▶ _WORK REQUIRED_
Find the word "count" in the records and copy every line where it occurs.
++++ AVAILABLE RECORDS
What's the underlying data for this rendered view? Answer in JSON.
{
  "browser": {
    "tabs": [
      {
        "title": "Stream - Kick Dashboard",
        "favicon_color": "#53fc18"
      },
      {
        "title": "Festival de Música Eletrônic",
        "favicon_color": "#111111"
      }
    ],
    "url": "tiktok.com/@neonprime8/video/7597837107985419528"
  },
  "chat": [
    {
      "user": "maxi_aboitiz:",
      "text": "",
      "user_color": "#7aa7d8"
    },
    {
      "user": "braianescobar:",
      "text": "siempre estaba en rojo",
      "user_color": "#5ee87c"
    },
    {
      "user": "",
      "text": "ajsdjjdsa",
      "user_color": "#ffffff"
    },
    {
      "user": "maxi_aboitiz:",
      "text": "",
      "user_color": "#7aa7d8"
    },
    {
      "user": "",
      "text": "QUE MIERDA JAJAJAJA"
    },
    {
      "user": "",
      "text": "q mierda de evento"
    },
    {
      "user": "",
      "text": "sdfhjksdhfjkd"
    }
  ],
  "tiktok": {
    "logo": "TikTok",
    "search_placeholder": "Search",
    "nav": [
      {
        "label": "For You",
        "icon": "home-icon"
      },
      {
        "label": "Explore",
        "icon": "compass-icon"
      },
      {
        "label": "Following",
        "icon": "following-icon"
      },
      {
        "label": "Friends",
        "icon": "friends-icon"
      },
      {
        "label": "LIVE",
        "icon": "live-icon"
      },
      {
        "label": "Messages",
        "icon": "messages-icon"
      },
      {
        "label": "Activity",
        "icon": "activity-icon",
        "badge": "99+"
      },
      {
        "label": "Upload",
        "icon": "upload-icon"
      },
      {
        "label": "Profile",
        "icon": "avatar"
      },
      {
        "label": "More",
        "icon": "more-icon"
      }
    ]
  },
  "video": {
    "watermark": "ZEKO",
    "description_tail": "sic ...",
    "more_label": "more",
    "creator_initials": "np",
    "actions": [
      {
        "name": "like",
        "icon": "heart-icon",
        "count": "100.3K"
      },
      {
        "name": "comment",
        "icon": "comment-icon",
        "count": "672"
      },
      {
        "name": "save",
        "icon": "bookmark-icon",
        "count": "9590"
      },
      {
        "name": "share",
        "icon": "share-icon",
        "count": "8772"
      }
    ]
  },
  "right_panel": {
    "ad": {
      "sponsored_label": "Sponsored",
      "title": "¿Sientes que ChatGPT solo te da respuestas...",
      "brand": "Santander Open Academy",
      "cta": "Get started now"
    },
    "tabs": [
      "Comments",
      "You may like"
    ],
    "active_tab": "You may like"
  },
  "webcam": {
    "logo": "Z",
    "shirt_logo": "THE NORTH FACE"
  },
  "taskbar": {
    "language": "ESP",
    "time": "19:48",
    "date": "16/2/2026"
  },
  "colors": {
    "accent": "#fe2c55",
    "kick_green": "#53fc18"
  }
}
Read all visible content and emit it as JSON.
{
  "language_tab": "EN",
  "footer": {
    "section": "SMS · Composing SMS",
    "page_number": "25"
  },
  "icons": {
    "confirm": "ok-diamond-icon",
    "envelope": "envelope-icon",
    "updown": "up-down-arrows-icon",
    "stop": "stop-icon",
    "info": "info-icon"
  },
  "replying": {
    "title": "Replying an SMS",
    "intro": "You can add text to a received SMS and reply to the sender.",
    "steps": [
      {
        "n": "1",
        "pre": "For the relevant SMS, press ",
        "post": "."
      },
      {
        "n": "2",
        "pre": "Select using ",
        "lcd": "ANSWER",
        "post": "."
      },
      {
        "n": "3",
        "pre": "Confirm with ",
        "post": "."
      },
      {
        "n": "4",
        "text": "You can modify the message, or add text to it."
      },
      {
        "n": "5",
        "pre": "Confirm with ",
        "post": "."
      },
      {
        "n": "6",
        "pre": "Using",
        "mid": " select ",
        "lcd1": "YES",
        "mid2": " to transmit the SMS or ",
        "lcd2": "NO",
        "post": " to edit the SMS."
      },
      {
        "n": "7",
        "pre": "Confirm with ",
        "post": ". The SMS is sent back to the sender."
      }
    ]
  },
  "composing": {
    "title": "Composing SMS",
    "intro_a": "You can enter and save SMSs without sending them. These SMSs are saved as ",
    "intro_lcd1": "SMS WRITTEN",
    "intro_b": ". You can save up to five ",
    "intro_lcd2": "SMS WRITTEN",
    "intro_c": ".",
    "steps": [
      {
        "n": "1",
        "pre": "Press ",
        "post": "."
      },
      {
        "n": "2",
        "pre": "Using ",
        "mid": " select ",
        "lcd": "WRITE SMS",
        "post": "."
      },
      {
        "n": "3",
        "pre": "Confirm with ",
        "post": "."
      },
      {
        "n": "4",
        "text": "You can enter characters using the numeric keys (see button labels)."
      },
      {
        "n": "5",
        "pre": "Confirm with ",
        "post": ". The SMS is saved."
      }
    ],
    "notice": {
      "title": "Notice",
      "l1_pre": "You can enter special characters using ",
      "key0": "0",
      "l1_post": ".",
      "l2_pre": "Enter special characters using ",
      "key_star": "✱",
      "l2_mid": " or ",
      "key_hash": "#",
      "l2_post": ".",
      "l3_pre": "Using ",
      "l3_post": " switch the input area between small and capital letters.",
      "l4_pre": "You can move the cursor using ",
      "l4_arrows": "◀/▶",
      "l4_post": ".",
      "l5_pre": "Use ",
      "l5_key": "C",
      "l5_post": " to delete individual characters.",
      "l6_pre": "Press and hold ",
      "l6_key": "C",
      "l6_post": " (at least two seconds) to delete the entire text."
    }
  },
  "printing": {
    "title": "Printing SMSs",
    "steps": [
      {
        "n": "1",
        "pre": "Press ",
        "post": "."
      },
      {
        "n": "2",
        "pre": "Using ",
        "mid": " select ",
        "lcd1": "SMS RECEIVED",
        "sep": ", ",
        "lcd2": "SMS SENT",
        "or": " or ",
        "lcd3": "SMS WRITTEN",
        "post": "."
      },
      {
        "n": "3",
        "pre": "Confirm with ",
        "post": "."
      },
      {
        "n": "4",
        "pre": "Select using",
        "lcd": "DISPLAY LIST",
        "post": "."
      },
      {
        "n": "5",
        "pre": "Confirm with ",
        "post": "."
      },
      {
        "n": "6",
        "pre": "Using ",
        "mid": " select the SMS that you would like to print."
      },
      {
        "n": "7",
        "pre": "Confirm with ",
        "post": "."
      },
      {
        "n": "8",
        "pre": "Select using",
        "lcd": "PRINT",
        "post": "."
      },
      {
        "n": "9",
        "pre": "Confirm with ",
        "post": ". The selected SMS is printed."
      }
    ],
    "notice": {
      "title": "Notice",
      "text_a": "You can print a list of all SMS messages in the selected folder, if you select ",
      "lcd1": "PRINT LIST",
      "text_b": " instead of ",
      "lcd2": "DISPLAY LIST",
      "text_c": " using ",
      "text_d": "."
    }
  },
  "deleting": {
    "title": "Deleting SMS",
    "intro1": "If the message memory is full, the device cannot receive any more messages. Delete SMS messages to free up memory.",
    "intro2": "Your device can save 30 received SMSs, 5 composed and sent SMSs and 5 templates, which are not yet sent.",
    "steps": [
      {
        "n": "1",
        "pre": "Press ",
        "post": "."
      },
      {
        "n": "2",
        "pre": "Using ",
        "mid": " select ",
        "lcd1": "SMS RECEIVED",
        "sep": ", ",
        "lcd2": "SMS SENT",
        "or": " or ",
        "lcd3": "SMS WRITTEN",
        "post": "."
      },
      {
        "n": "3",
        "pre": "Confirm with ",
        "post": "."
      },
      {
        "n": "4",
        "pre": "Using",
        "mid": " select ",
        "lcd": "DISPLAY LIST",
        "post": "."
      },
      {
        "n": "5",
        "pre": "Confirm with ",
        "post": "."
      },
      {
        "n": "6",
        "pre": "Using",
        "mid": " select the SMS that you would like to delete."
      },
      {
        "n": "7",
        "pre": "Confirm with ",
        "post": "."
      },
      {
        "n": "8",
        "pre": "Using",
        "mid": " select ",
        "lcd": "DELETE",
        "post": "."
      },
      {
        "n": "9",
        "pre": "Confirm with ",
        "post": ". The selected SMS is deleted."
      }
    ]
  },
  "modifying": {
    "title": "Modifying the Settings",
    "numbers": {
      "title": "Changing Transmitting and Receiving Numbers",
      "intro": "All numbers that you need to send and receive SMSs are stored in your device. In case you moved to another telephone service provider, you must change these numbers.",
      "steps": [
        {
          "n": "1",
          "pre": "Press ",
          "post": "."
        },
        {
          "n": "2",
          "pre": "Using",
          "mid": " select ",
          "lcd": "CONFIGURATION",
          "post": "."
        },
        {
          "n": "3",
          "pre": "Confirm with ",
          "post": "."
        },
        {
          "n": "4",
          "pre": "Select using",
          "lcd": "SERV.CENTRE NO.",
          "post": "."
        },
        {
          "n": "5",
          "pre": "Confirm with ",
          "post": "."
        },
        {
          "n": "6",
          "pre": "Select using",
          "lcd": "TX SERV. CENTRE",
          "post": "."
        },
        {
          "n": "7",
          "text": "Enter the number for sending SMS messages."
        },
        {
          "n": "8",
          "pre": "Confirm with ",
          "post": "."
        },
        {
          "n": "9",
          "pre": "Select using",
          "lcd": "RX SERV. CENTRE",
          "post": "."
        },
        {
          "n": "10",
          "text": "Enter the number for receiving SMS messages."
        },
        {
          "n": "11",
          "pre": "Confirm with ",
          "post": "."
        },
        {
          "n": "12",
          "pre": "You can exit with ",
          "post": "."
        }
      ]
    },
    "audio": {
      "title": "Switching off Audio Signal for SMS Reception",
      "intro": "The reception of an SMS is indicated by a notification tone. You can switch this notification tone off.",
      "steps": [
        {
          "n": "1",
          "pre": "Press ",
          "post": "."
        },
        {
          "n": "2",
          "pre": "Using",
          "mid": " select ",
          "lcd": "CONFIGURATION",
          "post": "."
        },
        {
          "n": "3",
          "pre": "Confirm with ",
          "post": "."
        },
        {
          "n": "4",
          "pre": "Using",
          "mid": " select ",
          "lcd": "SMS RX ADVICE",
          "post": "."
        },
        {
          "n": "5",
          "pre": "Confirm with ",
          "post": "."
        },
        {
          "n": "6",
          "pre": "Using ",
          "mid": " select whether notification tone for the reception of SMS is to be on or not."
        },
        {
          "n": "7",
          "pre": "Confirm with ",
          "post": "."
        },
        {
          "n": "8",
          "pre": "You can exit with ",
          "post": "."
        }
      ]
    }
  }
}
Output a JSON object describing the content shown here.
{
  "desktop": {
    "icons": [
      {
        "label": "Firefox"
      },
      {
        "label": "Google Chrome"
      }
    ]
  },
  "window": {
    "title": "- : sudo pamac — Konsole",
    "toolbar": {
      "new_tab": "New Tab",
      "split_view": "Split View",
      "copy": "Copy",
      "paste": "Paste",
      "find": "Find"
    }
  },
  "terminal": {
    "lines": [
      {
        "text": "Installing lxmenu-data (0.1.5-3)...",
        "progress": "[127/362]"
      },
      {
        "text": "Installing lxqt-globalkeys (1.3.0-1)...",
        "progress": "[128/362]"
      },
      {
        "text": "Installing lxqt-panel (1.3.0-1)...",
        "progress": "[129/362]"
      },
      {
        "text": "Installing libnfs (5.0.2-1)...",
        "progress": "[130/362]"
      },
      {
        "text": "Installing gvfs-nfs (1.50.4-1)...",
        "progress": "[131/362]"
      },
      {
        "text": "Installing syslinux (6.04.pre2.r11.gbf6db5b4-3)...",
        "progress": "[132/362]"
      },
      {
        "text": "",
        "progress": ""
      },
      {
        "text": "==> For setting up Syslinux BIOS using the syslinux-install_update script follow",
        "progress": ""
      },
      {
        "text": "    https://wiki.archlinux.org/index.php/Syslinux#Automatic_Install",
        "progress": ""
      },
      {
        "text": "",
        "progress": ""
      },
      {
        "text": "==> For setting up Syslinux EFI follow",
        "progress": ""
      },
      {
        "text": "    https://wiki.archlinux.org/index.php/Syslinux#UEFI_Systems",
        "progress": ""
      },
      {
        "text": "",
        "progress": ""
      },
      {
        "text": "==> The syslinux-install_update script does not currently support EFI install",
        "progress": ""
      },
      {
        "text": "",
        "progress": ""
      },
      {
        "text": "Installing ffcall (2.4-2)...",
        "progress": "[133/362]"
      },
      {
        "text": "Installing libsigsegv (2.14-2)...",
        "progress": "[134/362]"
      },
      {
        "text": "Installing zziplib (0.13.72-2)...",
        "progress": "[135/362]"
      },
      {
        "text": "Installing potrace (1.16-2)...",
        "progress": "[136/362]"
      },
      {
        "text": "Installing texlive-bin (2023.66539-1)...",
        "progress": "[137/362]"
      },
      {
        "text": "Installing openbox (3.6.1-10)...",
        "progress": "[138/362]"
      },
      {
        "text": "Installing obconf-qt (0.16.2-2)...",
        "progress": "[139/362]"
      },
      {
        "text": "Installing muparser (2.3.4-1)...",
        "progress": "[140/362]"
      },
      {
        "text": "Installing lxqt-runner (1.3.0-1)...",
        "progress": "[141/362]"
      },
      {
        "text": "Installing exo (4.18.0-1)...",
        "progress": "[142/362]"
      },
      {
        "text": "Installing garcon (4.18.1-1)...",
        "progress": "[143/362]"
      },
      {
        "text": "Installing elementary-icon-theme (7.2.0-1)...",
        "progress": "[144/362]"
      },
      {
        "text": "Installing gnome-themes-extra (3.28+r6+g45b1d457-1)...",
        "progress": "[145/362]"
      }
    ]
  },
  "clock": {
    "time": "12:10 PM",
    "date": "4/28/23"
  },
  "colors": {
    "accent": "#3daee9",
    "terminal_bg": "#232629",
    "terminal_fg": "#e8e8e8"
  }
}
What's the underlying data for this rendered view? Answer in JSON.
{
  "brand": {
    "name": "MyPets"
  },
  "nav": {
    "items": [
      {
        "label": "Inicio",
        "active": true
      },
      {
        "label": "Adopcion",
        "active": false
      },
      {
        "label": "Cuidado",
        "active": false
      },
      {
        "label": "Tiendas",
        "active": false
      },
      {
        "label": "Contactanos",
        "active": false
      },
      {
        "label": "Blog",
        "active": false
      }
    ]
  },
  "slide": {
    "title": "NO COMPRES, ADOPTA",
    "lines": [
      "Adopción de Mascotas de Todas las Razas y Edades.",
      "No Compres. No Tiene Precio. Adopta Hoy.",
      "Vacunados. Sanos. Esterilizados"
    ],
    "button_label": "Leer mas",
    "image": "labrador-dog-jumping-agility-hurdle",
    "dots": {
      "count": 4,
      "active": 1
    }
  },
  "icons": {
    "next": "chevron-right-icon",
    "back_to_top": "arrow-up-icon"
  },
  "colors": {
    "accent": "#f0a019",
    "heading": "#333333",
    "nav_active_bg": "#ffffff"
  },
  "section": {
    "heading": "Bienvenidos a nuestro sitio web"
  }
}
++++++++
▶ _EXERCISE OUTPUT_
        "count": "100.3K"
        "count": "672"
        "count": "9590"
        "count": "8772"
      "count": 4,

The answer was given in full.